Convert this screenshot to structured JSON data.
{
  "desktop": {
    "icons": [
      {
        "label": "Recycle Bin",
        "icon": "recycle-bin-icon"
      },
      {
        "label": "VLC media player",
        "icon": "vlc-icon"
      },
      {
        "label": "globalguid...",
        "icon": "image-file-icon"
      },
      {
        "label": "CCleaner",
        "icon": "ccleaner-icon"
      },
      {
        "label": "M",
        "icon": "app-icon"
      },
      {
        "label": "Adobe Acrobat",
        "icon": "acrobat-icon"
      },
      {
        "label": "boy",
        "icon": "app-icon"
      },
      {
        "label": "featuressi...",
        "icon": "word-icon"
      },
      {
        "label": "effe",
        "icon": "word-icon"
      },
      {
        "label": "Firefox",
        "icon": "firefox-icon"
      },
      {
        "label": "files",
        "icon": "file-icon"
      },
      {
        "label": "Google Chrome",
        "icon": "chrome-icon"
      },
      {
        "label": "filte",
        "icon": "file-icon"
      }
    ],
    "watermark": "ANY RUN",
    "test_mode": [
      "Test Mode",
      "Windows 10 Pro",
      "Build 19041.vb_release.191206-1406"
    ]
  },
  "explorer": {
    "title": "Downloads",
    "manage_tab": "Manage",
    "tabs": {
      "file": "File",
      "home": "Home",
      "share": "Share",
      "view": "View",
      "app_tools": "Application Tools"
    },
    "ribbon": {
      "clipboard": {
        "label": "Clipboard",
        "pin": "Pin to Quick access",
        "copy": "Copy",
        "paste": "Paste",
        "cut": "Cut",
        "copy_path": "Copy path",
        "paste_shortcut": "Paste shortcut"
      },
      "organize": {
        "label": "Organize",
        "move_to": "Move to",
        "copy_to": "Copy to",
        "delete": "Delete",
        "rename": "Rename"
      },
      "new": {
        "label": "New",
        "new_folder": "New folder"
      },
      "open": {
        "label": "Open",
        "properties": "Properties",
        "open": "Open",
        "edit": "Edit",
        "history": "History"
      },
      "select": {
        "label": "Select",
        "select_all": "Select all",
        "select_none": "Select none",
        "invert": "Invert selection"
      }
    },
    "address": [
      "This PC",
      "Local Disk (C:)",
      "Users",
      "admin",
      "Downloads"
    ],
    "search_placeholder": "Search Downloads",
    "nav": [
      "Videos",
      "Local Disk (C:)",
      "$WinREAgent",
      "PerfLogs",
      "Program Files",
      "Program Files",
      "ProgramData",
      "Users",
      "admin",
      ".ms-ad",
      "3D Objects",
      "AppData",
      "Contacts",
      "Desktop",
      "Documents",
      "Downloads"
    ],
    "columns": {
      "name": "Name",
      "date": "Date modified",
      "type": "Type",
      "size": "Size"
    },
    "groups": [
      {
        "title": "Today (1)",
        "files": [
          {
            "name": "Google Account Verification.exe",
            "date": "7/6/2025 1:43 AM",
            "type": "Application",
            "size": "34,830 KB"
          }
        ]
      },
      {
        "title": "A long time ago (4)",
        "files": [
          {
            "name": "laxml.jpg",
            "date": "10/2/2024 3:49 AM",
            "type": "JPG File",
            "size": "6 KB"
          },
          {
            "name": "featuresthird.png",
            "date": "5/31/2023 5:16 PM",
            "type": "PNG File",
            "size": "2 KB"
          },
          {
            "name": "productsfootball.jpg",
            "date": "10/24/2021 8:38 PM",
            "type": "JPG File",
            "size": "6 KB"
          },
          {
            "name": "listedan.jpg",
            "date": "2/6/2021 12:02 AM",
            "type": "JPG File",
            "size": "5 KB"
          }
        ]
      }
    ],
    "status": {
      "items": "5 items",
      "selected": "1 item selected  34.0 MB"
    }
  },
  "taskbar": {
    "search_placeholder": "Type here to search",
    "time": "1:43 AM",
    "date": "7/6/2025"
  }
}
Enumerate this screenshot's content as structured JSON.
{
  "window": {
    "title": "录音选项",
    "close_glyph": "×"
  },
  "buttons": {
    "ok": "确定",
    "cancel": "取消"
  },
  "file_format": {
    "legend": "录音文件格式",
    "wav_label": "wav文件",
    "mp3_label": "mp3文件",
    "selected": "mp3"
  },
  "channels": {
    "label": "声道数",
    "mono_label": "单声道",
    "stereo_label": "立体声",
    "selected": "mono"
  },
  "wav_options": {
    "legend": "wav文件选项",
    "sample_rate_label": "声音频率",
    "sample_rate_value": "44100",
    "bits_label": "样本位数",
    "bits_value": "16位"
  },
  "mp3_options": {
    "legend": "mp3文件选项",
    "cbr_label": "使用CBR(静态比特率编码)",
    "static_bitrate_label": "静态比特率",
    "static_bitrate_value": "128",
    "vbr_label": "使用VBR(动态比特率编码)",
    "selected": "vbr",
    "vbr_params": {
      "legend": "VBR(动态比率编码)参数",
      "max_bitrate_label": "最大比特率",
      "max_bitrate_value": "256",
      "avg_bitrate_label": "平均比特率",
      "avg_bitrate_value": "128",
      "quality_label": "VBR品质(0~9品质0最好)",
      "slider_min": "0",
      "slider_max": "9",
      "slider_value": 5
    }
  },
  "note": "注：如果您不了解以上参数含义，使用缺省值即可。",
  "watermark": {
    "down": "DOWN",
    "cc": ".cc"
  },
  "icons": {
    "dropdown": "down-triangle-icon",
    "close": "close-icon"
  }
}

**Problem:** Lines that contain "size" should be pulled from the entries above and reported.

**Response area:**
      "size": "Size"
            "size": "34,830 KB"
            "size": "6 KB"
            "size": "2 KB"
            "size": "6 KB"
            "size": "5 KB"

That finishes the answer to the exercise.